[Dataset rows for apps and sites]
┄┄┄┄┄┄┄┄┄┄
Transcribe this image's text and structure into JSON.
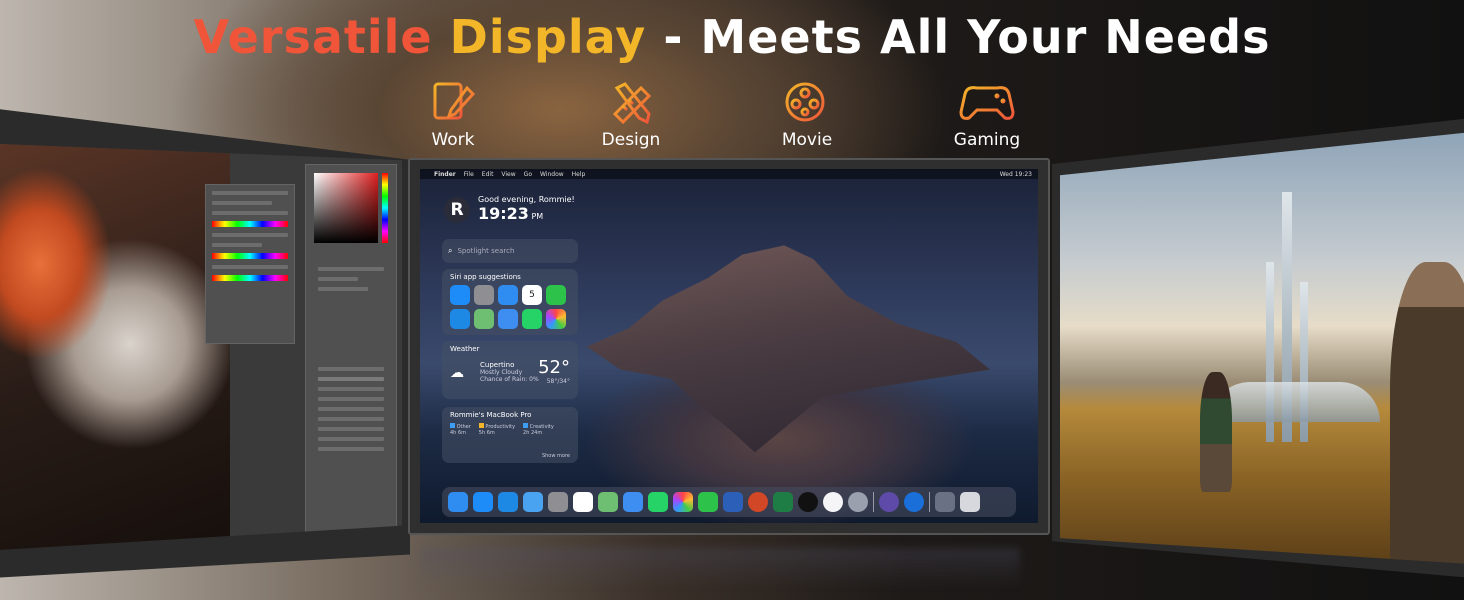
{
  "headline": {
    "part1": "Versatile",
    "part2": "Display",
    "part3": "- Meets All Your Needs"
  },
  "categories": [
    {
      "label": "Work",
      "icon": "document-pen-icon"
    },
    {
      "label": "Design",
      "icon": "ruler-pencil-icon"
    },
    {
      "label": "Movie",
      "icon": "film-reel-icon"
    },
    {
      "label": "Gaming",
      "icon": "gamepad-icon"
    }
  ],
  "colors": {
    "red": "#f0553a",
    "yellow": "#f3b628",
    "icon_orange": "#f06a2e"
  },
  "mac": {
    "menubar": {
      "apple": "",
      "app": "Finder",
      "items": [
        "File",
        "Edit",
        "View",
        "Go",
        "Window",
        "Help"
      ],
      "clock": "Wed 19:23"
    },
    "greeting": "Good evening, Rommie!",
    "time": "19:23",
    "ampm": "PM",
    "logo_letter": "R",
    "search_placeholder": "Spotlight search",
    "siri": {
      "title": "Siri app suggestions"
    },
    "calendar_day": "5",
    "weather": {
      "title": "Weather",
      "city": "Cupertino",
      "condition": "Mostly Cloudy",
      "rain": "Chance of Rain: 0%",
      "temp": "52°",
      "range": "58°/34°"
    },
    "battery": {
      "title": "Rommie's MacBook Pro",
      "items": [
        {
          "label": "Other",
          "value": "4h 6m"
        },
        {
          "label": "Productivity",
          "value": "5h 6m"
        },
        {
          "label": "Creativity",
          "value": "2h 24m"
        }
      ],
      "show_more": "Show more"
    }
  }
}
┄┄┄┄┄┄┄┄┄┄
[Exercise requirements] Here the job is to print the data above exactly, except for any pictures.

[Response area]
Transcribe this image's text and structure into JSON.
{
  "headline": {
    "part1": "Versatile",
    "part2": "Display",
    "part3": "- Meets All Your Needs"
  },
  "categories": [
    {
      "label": "Work",
      "icon": "document-pen-icon"
    },
    {
      "label": "Design",
      "icon": "ruler-pencil-icon"
    },
    {
      "label": "Movie",
      "icon": "film-reel-icon"
    },
    {
      "label": "Gaming",
      "icon": "gamepad-icon"
    }
  ],
  "colors": {
    "red": "#f0553a",
    "yellow": "#f3b628",
    "icon_orange": "#f06a2e"
  },
  "mac": {
    "menubar": {
      "apple": "",
      "app": "Finder",
      "items": [
        "File",
        "Edit",
        "View",
        "Go",
        "Window",
        "Help"
      ],
      "clock": "Wed 19:23"
    },
    "greeting": "Good evening, Rommie!",
    "time": "19:23",
    "ampm": "PM",
    "logo_letter": "R",
    "search_placeholder": "Spotlight search",
    "siri": {
      "title": "Siri app suggestions"
    },
    "calendar_day": "5",
    "weather": {
      "title": "Weather",
      "city": "Cupertino",
      "condition": "Mostly Cloudy",
      "rain": "Chance of Rain: 0%",
      "temp": "52°",
      "range": "58°/34°"
    },
    "battery": {
      "title": "Rommie's MacBook Pro",
      "items": [
        {
          "label": "Other",
          "value": "4h 6m"
        },
        {
          "label": "Productivity",
          "value": "5h 6m"
        },
        {
          "label": "Creativity",
          "value": "2h 24m"
        }
      ],
      "show_more": "Show more"
    }
  }
}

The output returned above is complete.